by pete-6
Sat Mar 03, 2007 11:31 pm
Forum: Observing
Topic: Total Lunar Eclipse - 3rd March 2007
Replies: 132
Views: 54938

Just passed mid-totality. I've seen lots of lunar eclipses over the years, but this is an exceptionally good one: I don't recall one so coppery since the 1960s. I estimate the moon's magnitude as about 0.0, not an exceptionally bright one (still brighter than Saturn, but not by a huge amount). What ...
by pete-6
Tue Sep 19, 2006 11:11 am
Forum: General chat
Topic: Visually recognised constellations
Replies: 9
Views: 3415

Re: Confusing constellations..

There's Crux and another Southern constellation, part of which is crux-shaped,that often gets confused with the former. Yes, two stars from Vela plus two from Carina form an asterism known as the 'false cross' which has, it seems, led to a few navigational errors (and maybe sent ships on to the roc...
by pete-6
Mon Sep 18, 2006 8:44 pm
Forum: General chat
Topic: Visually recognised constellations
Replies: 9
Views: 3415

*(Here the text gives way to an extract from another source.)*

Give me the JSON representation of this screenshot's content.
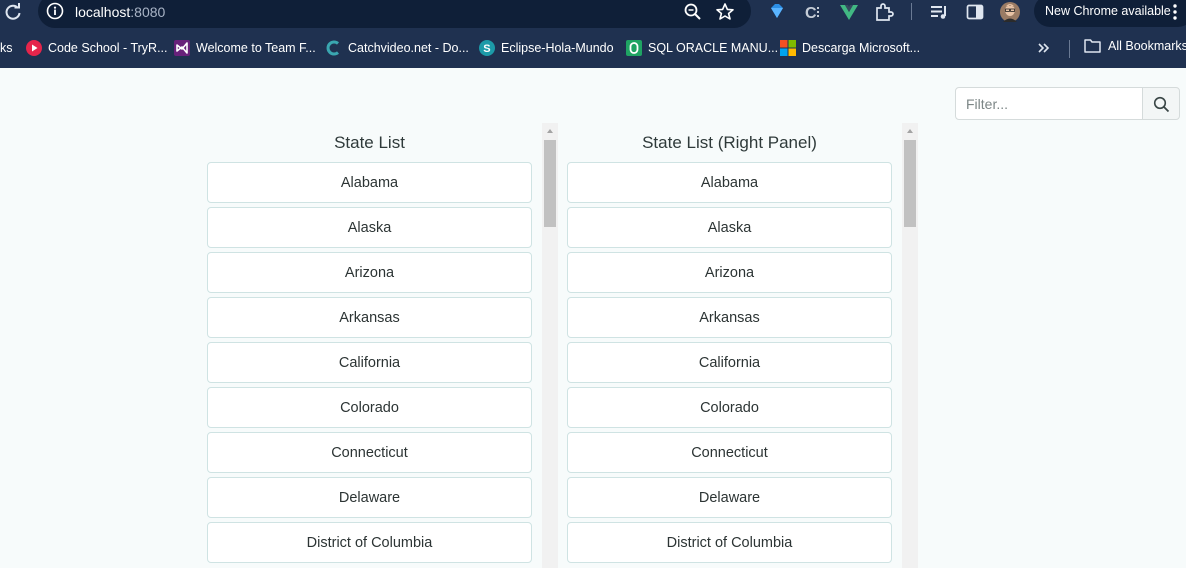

An interesting topic...... I think that, contrary to what some have suggested, I tend to recognise constellations in context , i.e. how they lie in relation to other, better-known ones. This is without necessarily knowing how the stars are arranged, in that constellation, in isolation . For instance...
by pete-6
Mon Apr 03, 2006 10:19 pm
Forum: Observing
Topic: Probably a daft question RE: Nebulas and other pretty things
Replies: 6
Views: 2852

Don't forget the moon! Just because it's so obviously visible with the unaided eye, doesn't mean that turning the binoculars on it won't be a rewarding experience nevertheless. For the next night or two it's a waxing crescent (eclipse last week, remember!) and will be looking at its best. And it'll ...
by pete-6
Fri Mar 31, 2006 11:38 am
Forum: Astrophysics
Topic: Neutrino mass
Replies: 4
Views: 4016

Neutrino mass

Physics in the news. Anyone else pick up this story this morning ('Today' programme)? I don't know which kind of neutrino they were referring to. They were a bit obscure and trivialising in the way they presented the figure ("100 billion billion billion billionth of mass of a human body" - if I've d...